Robb’s suggestion of impeachment and recall for the actions of our lawless Tea-Publican legislators and governor is a stunning admission of their lawlessness and unfitness to hold political office. But as always, the response of this GOP apologist is “Meh, what are going to do?

To put it mildly, that wouldn’t have been good for the state. Getting schools some meaningful money while averting such a constitutional crisis is a very big deal.

The “constitutional crisis” is a lawless legislature that Arizonans have a moral obligation to remove from office. Such lawlessness is never to be condoned or permitted in public office. The editors of The Arizona Daily Sun are correct, “replace the dealmakers at the polls in 2016 with lawmakers committed to high-quality public education.”

Let the campaign begin.

6 responses to “A den of thieves: Arizona’s lawless Tea-Publican legislature

  1. I bet close to 75% of the local Phoenix area (Valley) voters have little knowledge of this ongoing educational mess here in Arizona?

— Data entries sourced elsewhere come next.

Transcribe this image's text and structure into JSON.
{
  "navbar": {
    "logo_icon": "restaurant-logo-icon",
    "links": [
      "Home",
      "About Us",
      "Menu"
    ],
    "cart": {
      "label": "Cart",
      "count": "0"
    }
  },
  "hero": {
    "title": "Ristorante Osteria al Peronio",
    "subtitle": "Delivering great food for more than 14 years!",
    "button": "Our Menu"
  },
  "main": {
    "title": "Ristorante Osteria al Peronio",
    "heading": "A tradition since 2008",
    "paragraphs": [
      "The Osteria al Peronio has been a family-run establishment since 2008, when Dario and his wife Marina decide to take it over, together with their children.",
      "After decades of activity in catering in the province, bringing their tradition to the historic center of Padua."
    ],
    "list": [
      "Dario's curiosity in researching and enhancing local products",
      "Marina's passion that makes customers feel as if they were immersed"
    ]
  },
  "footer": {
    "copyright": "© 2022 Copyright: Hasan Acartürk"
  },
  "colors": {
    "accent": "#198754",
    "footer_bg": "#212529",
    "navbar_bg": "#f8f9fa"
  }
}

How can we expect our next generation to compete for better jobs and succeed when our current educational funding is so far beyond what’s critically necessary? Where does Gov. Ducey expect to be in 5 years? Very short sighted leadership as was as in our Legislator. Cutting corners here will clearly mean losing more top teachers, mediocre student performance and eventually students not prepared for college or to enter the work force!

  2. The lack of education is causing a loss of all kinds of educated people from the state … Doctors, nurses, teachers, scientists, anyone who wants to raise their kids decently.

  3. Excellent and required reading for everyone that has children in public schools, or cares about the rule of law, the will of the voters and responsibility. I will bookmark this and share it widely. Thank you.

    • Cheri,
      It’s probably a smart political move to mention, “…everyone that has children in public schools…” but I think we make a mistake in not pointing out that even those of us who do not have children in school have a major stake in our schools. I don’t want to live in a society that consists of poorly educated people and I doubt my childless friends do either! It’s a mistake to not rally everyone to the defense of public education.

      Bill

      • I appreciate that, Bill which is why I added the rest of the sentence. I no longer have children in school, but I know the value of a great public education for everyone . I’m pretty sure that you may have misunderstood the point I was trying to make…and I would agree with your comment!